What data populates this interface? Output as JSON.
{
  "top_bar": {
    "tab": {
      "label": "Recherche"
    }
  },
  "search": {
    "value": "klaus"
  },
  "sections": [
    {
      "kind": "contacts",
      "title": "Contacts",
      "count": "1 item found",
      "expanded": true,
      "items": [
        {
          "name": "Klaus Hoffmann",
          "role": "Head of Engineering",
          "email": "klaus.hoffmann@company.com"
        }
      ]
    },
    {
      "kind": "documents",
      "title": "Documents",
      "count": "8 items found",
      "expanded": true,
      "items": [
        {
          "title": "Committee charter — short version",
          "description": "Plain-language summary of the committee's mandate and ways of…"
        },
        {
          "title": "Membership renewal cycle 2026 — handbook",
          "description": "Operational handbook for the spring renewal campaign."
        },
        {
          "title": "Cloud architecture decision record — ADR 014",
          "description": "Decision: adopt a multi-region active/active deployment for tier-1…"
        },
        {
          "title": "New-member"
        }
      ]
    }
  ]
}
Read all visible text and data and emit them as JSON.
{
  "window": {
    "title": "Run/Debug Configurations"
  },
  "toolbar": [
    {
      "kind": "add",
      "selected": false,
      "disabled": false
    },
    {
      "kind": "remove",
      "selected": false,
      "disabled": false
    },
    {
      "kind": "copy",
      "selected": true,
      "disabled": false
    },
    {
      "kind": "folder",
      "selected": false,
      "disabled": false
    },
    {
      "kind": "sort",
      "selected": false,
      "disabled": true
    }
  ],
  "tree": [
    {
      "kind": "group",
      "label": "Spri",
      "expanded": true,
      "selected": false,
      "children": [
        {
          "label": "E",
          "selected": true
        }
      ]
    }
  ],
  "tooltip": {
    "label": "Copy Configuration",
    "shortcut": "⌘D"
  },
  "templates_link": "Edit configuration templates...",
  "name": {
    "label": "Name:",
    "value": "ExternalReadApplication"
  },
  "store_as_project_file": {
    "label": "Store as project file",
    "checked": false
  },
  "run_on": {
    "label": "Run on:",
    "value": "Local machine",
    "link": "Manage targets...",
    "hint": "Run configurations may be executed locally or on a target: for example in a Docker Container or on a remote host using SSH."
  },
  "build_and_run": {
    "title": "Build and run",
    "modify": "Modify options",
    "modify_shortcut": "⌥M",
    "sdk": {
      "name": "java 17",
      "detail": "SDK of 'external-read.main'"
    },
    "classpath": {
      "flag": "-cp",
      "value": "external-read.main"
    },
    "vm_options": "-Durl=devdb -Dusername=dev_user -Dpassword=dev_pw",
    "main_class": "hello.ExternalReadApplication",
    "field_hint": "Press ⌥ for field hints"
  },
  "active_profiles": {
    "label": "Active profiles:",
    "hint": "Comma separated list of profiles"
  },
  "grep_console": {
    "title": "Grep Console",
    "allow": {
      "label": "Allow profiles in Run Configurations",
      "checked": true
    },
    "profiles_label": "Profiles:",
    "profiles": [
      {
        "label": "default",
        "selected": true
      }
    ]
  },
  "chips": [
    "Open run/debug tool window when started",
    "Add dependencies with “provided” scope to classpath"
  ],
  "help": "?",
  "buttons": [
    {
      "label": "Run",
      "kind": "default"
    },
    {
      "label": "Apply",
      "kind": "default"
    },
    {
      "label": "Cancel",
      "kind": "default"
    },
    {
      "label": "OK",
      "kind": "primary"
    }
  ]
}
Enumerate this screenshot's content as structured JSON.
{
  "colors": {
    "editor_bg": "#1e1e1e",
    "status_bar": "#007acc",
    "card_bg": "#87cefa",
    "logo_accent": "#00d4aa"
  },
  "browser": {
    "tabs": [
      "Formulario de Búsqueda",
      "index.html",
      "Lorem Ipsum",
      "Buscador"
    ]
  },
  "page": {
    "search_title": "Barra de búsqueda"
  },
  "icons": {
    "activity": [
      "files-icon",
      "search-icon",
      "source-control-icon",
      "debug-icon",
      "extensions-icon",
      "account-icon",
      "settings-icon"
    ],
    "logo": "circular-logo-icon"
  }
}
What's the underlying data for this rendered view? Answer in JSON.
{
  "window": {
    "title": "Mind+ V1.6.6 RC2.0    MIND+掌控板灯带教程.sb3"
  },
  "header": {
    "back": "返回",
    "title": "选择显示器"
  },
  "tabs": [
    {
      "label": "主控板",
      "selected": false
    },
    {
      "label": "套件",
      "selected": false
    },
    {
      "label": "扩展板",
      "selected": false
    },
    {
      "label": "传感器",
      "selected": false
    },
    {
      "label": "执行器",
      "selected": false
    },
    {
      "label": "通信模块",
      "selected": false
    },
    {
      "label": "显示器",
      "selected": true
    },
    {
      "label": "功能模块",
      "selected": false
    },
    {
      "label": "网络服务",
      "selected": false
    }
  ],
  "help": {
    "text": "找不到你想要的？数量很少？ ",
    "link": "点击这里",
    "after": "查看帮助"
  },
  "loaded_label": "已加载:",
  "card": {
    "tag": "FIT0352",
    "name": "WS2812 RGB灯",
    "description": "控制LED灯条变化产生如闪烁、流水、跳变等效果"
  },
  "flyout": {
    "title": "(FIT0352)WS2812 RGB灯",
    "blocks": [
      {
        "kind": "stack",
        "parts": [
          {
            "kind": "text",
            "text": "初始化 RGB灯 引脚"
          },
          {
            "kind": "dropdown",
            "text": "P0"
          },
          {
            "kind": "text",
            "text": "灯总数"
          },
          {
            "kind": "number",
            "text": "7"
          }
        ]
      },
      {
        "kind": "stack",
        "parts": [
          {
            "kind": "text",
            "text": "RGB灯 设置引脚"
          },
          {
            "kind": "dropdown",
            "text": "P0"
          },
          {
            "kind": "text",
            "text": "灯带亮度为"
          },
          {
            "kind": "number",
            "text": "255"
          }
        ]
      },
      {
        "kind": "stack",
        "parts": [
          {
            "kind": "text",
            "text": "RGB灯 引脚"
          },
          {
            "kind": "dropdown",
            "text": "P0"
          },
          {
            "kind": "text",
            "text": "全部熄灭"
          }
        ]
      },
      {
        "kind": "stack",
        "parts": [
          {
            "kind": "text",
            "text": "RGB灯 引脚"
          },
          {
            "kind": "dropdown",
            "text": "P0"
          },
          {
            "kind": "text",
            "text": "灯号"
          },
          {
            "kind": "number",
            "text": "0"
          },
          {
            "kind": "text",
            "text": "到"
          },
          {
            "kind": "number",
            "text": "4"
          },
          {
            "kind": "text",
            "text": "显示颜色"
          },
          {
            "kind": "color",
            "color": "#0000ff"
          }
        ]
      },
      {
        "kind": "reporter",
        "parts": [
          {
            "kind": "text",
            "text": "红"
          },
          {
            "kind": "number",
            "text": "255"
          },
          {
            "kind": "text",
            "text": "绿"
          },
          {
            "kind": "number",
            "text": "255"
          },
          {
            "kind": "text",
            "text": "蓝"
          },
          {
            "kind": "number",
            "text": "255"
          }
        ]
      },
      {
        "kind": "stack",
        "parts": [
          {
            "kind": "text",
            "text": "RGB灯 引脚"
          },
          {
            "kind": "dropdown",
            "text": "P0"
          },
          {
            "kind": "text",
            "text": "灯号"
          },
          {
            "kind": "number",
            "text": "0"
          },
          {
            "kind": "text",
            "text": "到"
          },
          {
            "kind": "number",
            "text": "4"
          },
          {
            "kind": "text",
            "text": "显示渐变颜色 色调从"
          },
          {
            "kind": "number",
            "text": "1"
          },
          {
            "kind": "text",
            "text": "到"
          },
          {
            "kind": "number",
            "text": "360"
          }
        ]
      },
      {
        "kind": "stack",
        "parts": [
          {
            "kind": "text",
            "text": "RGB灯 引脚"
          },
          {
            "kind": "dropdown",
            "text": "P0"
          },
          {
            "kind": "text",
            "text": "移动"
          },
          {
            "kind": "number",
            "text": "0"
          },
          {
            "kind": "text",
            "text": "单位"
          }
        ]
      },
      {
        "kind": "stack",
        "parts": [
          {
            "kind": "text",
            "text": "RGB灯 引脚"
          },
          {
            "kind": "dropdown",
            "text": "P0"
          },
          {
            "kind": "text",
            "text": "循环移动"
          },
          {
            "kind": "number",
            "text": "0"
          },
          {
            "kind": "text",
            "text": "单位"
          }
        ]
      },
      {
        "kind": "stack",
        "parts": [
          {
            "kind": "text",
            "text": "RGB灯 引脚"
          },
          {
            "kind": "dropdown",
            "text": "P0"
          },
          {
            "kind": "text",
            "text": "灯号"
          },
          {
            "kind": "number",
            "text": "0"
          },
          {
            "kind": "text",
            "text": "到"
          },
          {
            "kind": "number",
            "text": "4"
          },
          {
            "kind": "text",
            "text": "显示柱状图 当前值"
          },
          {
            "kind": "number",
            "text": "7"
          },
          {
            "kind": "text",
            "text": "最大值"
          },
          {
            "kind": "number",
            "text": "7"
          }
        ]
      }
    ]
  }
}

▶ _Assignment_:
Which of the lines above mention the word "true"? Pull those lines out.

▶ _Output_:
      "expanded": true,
      "expanded": true,
      "selected": true,
      "disabled": true
      "expanded": true,
          "selected": true
      "checked": true
        "selected": true
      "selected": true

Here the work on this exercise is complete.